In fact it's tempting to think that, with her obvious bias, Masoff may have engaged in a little "creative" research to put out the "facts" she wants, and carefully avoid including anything that doesn't fit her concept of the world. I refer any curious readers to another review of this book, the three star review by a "Mister E".
Two stars for the two-thirds of the book that are funny, and (maybe, with the above caveats) informative.
Most Recent Customer Reviews
Have a boy who likes talking about gross things that are true? Buy them this book! It's gross and seriously popular with kids!Published 2 months ago by Travelingmomof2
Saw at store $14.95+tax. Wanted-got for $4.23 delivered used. Look brand new. Took about 30 hours to read. Geared toward older kids, but I'm 50+ and couldn't put it down. Read morePublished 3 months ago by MK

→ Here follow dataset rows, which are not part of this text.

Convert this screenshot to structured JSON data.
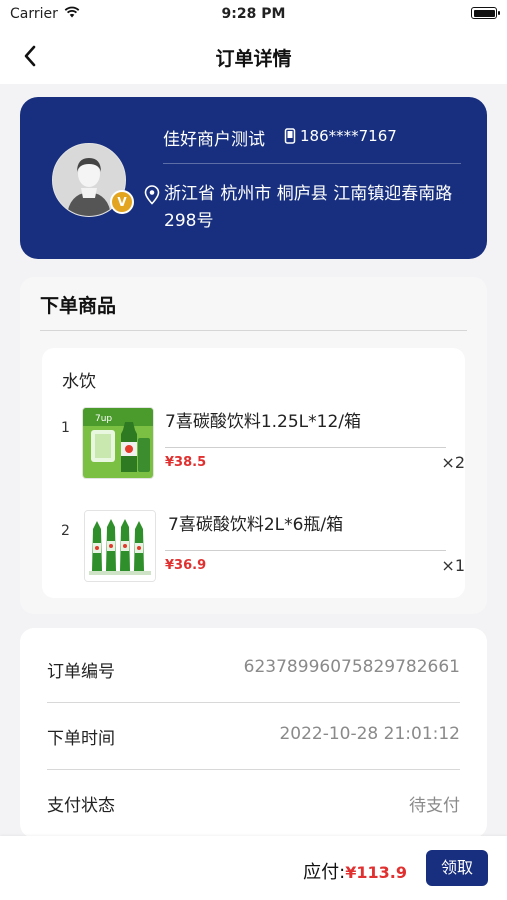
{
  "status_bar": {
    "carrier": "Carrier",
    "time": "9:28 PM",
    "battery_level": 1.0
  },
  "nav": {
    "title": "订单详情"
  },
  "address": {
    "shop_name": "佳好商户测试",
    "phone": "186****7167",
    "address": "浙江省 杭州市 桐庐县 江南镇迎春南路298号",
    "badge": "V"
  },
  "goods": {
    "title": "下单商品",
    "category": "水饮",
    "items": [
      {
        "index": "1",
        "name": "7喜碳酸饮料1.25L*12/箱",
        "price": "¥38.5",
        "qty": "×2"
      },
      {
        "index": "2",
        "name": "7喜碳酸饮料2L*6瓶/箱",
        "price": "¥36.9",
        "qty": "×1"
      }
    ]
  },
  "info": {
    "rows": [
      {
        "label": "订单编号",
        "value": "6237899607582978266​1"
      },
      {
        "label": "下单时间",
        "value": "2022-10-28 21:01:12"
      },
      {
        "label": "支付状态",
        "value": "待支付"
      }
    ]
  },
  "bottom": {
    "pay_label": "应付:",
    "pay_amount": "¥113.9",
    "button": "领取"
  },
  "colors": {
    "primary": "#172f7e",
    "price": "#e0302f",
    "badge": "#e3a520"
  }
}
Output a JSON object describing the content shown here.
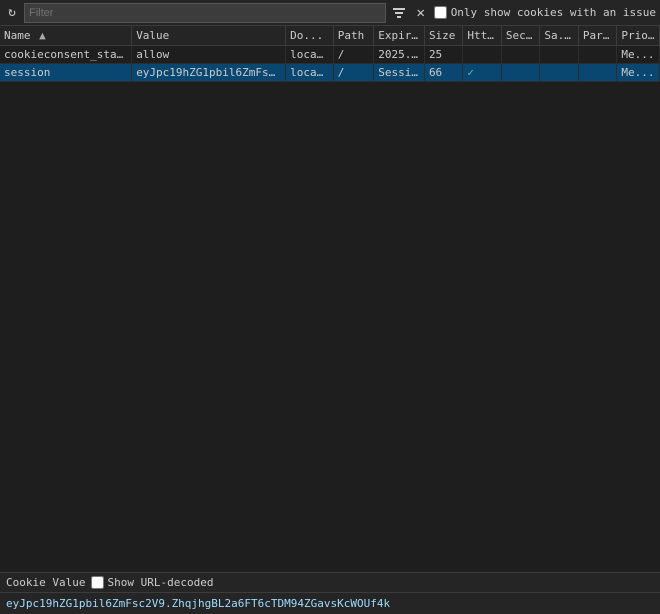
{
  "toolbar": {
    "filter_placeholder": "Filter",
    "only_show_issues_label": "Only show cookies with an issue"
  },
  "table": {
    "columns": [
      {
        "id": "name",
        "label": "Name",
        "sortable": true
      },
      {
        "id": "value",
        "label": "Value",
        "sortable": false
      },
      {
        "id": "domain",
        "label": "Do...",
        "sortable": false
      },
      {
        "id": "path",
        "label": "Path",
        "sortable": false
      },
      {
        "id": "expiry",
        "label": "Expir...",
        "sortable": false
      },
      {
        "id": "size",
        "label": "Size",
        "sortable": false
      },
      {
        "id": "http",
        "label": "Htt...",
        "sortable": false
      },
      {
        "id": "secure",
        "label": "Sec...",
        "sortable": false
      },
      {
        "id": "same",
        "label": "Sa...",
        "sortable": false
      },
      {
        "id": "part",
        "label": "Part...",
        "sortable": false
      },
      {
        "id": "prio",
        "label": "Prio...",
        "sortable": false
      }
    ],
    "rows": [
      {
        "name": "cookieconsent_status",
        "value": "allow",
        "domain": "loca...",
        "path": "/",
        "expiry": "2025...",
        "size": "25",
        "http": "",
        "secure": "",
        "same": "",
        "part": "",
        "prio": "Me...",
        "selected": false
      },
      {
        "name": "session",
        "value": "eyJpc19hZG1pbil6ZmFsc2V9.Zhq...",
        "domain": "loca...",
        "path": "/",
        "expiry": "Sessi...",
        "size": "66",
        "http": "✓",
        "secure": "",
        "same": "",
        "part": "",
        "prio": "Me...",
        "selected": true
      }
    ]
  },
  "footer": {
    "title": "Cookie Value",
    "show_url_decoded_label": "Show URL-decoded",
    "value": "eyJpc19hZG1pbil6ZmFsc2V9.ZhqjhgBL2a6FT6cTDM94ZGavsKcWOUf4k"
  }
}
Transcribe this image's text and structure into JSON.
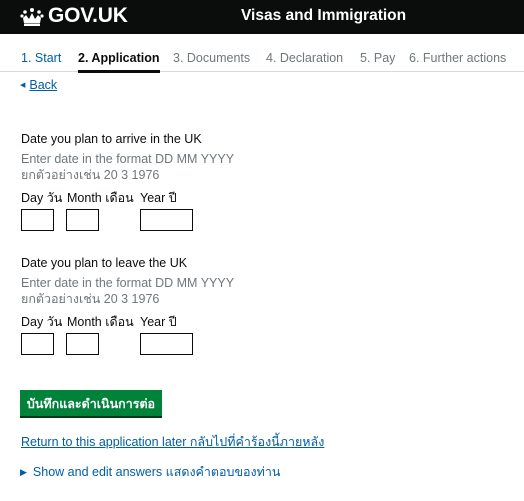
{
  "header": {
    "logo_text": "GOV.UK",
    "service_name": "Visas and Immigration",
    "background_color": "#0b0c0c"
  },
  "steps": [
    {
      "label": "1. Start",
      "state": "completed"
    },
    {
      "label": "2. Application",
      "state": "current"
    },
    {
      "label": "3. Documents",
      "state": "upcoming"
    },
    {
      "label": "4. Declaration",
      "state": "upcoming"
    },
    {
      "label": "5. Pay",
      "state": "upcoming"
    },
    {
      "label": "6. Further actions",
      "state": "upcoming"
    }
  ],
  "back_link": "Back",
  "arrive": {
    "title": "Date you plan to arrive in the UK",
    "hint": "Enter date in the format DD MM YYYY",
    "hint_thai": "ยกตัวอย่างเช่น 20 3 1976",
    "day_label": "Day วัน",
    "month_label": "Month เดือน",
    "year_label": "Year ปี",
    "day_value": "",
    "month_value": "",
    "year_value": ""
  },
  "leave": {
    "title": "Date you plan to leave the UK",
    "hint": "Enter date in the format DD MM YYYY",
    "hint_thai": "ยกตัวอย่างเช่น 20 3 1976",
    "day_label": "Day วัน",
    "month_label": "Month เดือน",
    "year_label": "Year ปี",
    "day_value": "",
    "month_value": "",
    "year_value": ""
  },
  "continue_button": "บันทึกและดำเนินการต่อ",
  "return_link": "Return to this application later กลับไปที่คำร้องนี้ภายหลัง",
  "details_summary": "Show and edit answers แสดงคำตอบของท่าน",
  "colors": {
    "link": "#005ea5",
    "button": "#00823b",
    "hint": "#6f777b",
    "text": "#0b0c0c"
  }
}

My 9 year old thinks this is awesome. He loves to read and loves facts. Gross facts are awesome to him lol! He is constantly telling me facts from this book.Published 4 months ago by Shananigans
Will be giving this to a precocious 7 year old who is quite enthralled with this topic at the moment. Expecting a big hit!Published 4 months ago by Momskeeper
Bought for Grandson's Birthday. Everybody loves it!Published 5 months ago by R. J. Gilgunn FBC & CCM